→ Your goal:
The expected output is the line with "Convert this screenshot" plus all lines after it to the end of the material below, reproduced exactly, with pictures omitted and nothing else included.

====== Records for the task ======

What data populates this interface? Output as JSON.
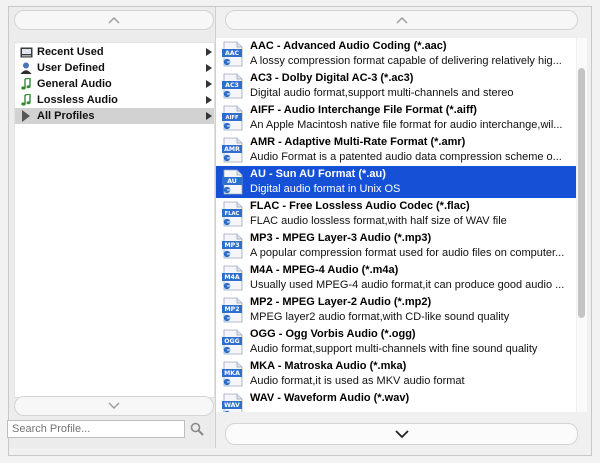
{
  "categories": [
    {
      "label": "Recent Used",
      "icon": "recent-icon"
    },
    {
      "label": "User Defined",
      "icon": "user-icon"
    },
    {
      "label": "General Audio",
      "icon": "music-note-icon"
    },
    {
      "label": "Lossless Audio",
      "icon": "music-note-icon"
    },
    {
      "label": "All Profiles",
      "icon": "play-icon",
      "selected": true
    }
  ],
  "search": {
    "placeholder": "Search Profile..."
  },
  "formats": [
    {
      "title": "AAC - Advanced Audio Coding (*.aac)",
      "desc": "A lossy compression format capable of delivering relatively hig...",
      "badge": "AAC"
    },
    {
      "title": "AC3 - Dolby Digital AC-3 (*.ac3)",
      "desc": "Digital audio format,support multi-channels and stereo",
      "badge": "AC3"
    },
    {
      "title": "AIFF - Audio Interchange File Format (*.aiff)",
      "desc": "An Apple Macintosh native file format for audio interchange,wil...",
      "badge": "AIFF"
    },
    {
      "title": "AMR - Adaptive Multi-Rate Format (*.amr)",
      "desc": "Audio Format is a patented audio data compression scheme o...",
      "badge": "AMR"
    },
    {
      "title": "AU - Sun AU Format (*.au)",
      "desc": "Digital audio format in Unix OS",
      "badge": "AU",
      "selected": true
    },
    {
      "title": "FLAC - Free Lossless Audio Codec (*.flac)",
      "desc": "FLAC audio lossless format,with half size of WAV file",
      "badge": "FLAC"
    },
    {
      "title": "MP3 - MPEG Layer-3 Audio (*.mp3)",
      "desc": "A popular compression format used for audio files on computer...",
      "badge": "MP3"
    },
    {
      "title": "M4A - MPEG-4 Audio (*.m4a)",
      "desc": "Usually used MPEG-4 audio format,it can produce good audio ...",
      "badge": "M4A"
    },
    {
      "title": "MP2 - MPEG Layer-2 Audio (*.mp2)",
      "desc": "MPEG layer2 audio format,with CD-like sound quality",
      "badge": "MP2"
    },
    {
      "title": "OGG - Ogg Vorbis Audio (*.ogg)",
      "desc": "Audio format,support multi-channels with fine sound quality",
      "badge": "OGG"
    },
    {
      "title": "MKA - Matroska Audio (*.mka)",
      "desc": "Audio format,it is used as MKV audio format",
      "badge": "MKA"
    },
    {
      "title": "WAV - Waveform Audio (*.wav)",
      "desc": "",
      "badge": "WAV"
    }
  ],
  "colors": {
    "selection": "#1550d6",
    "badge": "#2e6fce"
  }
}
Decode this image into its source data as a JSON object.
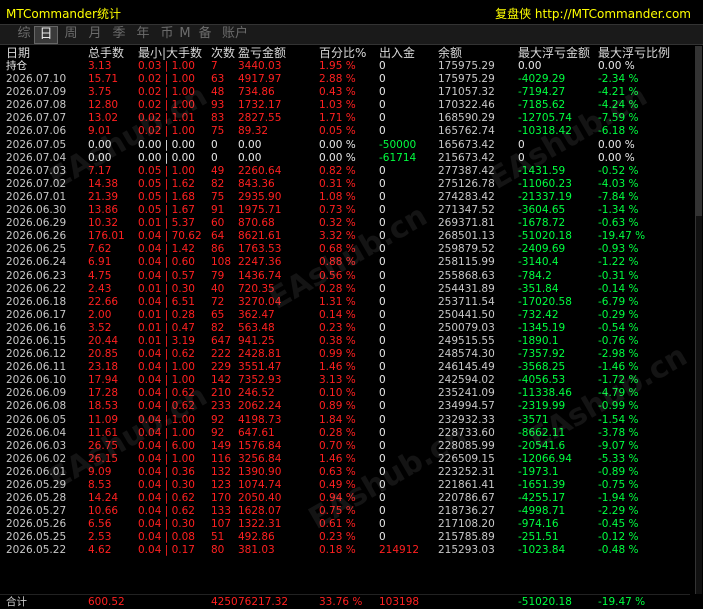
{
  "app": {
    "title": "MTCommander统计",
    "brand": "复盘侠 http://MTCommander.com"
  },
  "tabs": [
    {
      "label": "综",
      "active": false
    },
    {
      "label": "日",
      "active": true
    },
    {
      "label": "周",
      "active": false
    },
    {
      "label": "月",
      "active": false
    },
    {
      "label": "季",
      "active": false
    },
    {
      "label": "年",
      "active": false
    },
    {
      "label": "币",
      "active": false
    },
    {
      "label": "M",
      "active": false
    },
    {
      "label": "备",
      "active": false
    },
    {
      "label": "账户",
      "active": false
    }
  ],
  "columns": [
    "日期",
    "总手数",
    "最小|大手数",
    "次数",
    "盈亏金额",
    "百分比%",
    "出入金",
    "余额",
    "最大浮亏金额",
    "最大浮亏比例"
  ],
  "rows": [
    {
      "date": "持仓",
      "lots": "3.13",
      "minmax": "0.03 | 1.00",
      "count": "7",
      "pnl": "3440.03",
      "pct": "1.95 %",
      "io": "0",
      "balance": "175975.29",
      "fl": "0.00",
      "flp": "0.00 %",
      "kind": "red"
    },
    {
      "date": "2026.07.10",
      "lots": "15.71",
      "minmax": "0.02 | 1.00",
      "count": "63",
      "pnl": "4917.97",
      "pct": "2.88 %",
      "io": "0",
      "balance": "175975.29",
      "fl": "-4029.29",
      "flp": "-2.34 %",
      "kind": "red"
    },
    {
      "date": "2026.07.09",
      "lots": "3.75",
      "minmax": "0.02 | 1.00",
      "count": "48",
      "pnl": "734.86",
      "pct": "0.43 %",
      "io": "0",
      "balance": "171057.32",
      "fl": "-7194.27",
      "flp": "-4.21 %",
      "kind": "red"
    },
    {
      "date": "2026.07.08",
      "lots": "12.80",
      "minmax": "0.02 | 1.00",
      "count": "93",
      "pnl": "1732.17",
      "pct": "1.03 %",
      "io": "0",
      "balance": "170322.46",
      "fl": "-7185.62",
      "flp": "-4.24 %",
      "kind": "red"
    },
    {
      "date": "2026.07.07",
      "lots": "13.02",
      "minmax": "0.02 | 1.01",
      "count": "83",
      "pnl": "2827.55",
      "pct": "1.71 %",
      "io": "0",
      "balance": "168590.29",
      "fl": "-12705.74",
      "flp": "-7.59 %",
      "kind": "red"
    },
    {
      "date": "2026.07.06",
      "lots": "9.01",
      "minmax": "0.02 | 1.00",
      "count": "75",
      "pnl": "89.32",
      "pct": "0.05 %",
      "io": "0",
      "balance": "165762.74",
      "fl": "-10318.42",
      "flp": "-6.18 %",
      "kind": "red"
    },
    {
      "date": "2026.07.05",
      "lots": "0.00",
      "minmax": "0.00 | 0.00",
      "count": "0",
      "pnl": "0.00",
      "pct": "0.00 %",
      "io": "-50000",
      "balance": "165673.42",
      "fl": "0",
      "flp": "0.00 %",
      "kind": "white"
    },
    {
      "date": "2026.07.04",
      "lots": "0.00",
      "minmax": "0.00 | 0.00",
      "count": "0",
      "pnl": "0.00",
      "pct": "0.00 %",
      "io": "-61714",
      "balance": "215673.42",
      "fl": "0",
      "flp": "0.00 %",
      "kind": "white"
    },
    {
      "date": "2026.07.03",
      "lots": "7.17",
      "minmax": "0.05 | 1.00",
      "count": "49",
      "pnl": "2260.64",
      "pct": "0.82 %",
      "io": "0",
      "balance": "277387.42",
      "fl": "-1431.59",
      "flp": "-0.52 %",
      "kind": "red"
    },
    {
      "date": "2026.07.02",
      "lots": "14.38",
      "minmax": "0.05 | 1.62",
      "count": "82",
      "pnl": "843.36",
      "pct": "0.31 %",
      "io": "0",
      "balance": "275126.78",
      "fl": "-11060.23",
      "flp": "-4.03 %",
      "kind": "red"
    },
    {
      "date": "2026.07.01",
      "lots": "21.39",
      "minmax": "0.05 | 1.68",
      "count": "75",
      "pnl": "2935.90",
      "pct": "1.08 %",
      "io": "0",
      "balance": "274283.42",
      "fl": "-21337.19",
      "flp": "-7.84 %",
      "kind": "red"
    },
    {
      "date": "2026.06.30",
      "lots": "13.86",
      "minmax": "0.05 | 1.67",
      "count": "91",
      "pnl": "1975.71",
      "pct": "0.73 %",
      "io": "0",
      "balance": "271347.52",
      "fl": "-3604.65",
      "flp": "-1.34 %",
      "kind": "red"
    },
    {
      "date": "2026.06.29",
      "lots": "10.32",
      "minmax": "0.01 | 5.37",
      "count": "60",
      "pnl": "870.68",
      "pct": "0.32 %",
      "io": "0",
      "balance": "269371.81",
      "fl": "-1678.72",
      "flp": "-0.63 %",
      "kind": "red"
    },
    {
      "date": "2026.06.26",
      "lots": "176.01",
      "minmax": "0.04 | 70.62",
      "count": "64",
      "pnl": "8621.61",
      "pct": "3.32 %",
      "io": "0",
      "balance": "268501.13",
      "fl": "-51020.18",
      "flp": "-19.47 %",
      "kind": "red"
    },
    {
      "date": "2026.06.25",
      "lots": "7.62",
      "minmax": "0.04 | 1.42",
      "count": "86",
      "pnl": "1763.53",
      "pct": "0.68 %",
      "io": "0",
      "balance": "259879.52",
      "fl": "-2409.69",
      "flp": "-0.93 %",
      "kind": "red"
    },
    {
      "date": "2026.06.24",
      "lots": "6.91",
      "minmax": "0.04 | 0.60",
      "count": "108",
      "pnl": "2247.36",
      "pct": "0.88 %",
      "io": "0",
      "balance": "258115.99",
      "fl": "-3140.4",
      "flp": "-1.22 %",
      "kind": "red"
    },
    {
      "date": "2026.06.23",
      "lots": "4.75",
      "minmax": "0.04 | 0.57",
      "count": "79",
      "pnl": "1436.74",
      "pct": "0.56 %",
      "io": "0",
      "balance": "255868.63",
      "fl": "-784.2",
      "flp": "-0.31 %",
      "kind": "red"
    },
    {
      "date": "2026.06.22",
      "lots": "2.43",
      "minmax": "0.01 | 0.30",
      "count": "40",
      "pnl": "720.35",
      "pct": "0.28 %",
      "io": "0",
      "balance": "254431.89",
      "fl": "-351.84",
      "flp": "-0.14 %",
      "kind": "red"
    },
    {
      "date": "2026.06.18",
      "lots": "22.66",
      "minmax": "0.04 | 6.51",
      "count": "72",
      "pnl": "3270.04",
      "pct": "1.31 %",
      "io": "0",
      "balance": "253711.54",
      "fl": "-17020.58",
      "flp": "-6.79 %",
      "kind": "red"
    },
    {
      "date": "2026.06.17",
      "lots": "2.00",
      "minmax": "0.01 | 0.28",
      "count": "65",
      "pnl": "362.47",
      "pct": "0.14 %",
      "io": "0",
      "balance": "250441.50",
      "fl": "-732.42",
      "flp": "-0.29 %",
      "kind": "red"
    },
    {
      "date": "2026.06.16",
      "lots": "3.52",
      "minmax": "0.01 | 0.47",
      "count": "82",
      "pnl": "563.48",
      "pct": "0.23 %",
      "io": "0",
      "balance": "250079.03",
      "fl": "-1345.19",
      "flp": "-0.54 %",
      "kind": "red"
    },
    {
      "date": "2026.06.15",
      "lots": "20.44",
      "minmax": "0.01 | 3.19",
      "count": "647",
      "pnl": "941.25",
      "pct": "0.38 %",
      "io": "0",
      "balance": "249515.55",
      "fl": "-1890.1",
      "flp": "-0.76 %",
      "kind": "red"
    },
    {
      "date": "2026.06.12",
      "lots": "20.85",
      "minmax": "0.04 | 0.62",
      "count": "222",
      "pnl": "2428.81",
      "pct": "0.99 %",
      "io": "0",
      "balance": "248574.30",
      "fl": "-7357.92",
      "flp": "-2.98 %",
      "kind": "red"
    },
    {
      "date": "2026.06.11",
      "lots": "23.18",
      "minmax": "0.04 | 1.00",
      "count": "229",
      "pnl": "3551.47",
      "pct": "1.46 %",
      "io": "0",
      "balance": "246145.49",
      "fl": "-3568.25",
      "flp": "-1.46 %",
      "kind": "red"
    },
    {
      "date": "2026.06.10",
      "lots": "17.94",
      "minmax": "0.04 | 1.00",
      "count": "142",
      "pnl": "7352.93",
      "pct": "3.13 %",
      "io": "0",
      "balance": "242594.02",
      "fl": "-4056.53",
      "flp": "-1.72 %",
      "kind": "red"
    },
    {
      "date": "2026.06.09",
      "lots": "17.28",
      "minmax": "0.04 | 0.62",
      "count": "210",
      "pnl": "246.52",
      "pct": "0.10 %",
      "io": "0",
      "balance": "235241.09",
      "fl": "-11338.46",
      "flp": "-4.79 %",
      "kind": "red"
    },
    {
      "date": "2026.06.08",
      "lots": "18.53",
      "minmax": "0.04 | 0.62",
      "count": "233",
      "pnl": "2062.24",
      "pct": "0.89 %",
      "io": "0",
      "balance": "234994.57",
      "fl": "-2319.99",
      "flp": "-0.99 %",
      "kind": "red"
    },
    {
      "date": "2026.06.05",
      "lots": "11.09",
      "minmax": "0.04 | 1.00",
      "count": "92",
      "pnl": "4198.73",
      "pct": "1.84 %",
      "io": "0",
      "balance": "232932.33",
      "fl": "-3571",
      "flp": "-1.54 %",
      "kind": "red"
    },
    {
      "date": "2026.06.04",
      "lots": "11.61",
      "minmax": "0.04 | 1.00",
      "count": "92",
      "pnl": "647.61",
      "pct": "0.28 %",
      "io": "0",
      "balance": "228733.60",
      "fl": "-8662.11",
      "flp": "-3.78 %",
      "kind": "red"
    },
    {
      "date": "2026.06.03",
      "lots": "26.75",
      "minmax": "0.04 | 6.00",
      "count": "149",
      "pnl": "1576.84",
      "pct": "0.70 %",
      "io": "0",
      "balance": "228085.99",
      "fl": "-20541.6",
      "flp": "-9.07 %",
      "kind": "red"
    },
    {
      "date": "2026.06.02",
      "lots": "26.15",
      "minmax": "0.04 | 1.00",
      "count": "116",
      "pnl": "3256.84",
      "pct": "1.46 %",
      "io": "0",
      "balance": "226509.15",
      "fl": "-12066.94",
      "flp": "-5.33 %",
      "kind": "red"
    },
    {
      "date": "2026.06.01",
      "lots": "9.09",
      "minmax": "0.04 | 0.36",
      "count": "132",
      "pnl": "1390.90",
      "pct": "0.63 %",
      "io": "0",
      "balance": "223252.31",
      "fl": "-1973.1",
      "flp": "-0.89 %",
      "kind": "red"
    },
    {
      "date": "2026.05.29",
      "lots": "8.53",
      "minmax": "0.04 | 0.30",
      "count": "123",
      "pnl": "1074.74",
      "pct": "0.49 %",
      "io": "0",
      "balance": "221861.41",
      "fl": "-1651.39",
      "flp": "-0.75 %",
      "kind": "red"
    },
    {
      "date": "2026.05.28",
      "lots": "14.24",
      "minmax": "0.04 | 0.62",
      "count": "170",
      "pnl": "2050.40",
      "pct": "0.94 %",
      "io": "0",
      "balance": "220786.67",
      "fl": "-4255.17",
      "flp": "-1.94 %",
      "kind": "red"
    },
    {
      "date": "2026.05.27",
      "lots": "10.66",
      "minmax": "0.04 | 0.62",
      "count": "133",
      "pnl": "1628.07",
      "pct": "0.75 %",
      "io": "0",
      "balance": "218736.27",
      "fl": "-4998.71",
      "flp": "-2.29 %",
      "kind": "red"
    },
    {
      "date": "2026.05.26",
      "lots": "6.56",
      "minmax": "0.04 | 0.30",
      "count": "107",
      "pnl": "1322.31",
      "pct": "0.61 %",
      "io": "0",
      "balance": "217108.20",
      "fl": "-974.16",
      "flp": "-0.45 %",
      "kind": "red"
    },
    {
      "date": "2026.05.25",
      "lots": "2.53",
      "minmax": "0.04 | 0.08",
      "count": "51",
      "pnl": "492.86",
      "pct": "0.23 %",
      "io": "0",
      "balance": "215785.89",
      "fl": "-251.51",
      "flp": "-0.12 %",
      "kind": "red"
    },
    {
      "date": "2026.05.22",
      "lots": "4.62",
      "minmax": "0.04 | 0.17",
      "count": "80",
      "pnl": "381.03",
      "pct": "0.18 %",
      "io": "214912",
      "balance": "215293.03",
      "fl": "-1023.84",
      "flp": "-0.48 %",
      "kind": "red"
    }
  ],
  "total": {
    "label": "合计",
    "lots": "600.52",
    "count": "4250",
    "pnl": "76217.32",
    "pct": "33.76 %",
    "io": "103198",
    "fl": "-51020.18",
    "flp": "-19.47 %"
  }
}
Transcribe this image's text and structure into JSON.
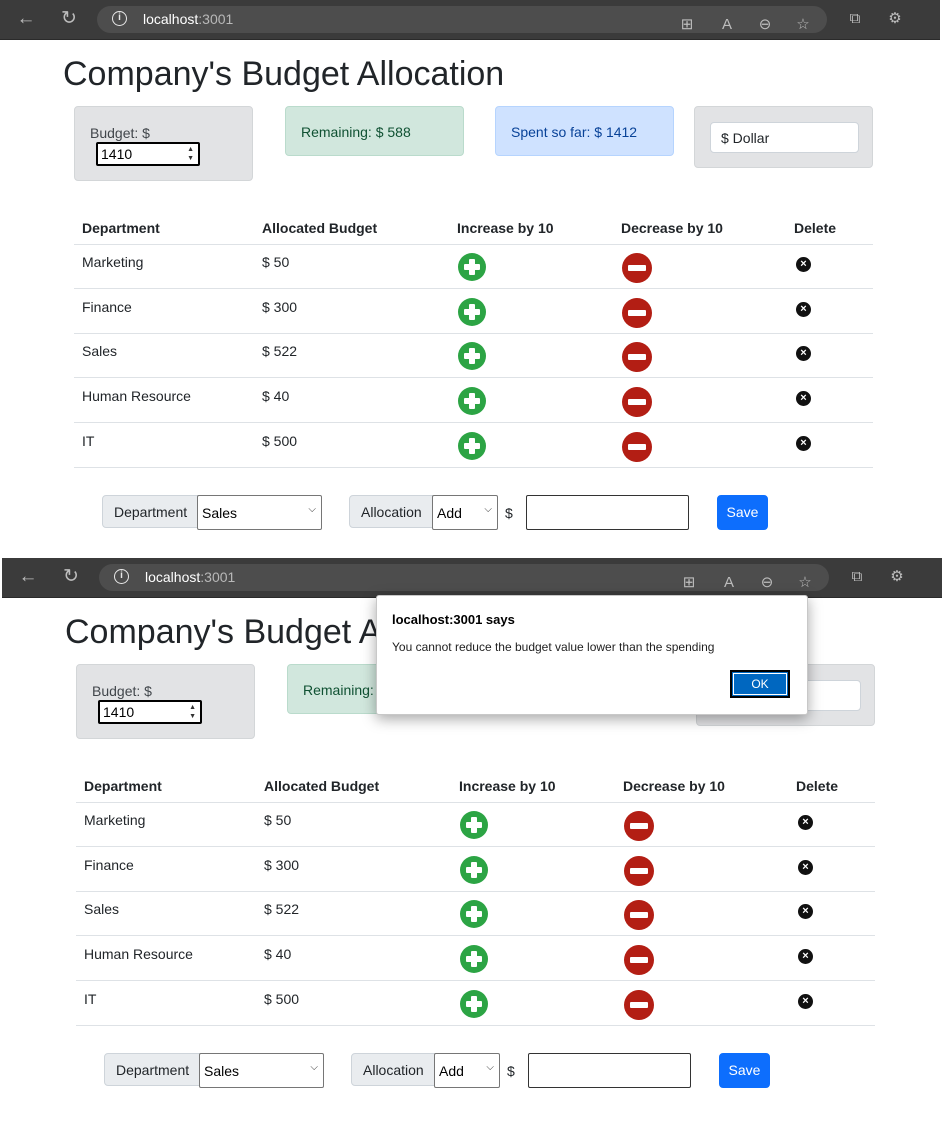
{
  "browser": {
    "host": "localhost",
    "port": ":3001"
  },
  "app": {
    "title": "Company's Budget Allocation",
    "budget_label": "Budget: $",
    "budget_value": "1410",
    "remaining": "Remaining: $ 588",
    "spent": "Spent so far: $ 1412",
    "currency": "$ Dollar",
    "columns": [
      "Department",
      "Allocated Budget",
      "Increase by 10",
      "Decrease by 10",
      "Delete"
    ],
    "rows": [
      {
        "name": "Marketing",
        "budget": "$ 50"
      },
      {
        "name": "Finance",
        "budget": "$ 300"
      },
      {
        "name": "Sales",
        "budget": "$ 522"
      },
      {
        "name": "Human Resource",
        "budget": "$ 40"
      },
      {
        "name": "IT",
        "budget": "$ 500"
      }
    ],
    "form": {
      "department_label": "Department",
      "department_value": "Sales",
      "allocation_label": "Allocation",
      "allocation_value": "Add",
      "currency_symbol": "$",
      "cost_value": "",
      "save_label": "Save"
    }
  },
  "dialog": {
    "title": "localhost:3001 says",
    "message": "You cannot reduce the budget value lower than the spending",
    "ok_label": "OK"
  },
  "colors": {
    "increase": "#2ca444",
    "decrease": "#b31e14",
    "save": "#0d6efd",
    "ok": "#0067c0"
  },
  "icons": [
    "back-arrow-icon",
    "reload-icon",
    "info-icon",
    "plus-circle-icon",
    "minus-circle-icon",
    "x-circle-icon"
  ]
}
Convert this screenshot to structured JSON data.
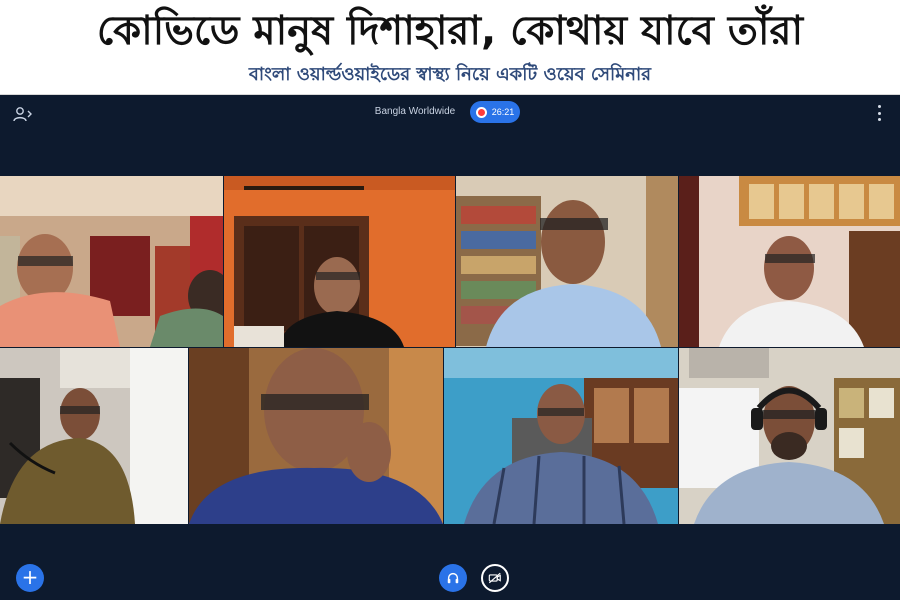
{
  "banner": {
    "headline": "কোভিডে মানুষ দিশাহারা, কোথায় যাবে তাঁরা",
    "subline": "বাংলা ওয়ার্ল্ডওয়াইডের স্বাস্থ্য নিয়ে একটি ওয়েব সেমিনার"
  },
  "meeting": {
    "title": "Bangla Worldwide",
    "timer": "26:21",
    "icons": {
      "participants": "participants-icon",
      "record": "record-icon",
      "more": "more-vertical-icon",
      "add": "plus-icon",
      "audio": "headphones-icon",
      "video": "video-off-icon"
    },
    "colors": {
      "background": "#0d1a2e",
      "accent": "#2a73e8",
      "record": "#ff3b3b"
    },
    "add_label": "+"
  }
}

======

→ Task response:
Convert this screenshot to structured JSON data.
{
  "banner": {
    "headline": "কোভিডে মানুষ দিশাহারা, কোথায় যাবে তাঁরা",
    "subline": "বাংলা ওয়ার্ল্ডওয়াইডের স্বাস্থ্য নিয়ে একটি ওয়েব সেমিনার"
  },
  "meeting": {
    "title": "Bangla Worldwide",
    "timer": "26:21",
    "icons": {
      "participants": "participants-icon",
      "record": "record-icon",
      "more": "more-vertical-icon",
      "add": "plus-icon",
      "audio": "headphones-icon",
      "video": "video-off-icon"
    },
    "colors": {
      "background": "#0d1a2e",
      "accent": "#2a73e8",
      "record": "#ff3b3b"
    },
    "add_label": "+"
  }
}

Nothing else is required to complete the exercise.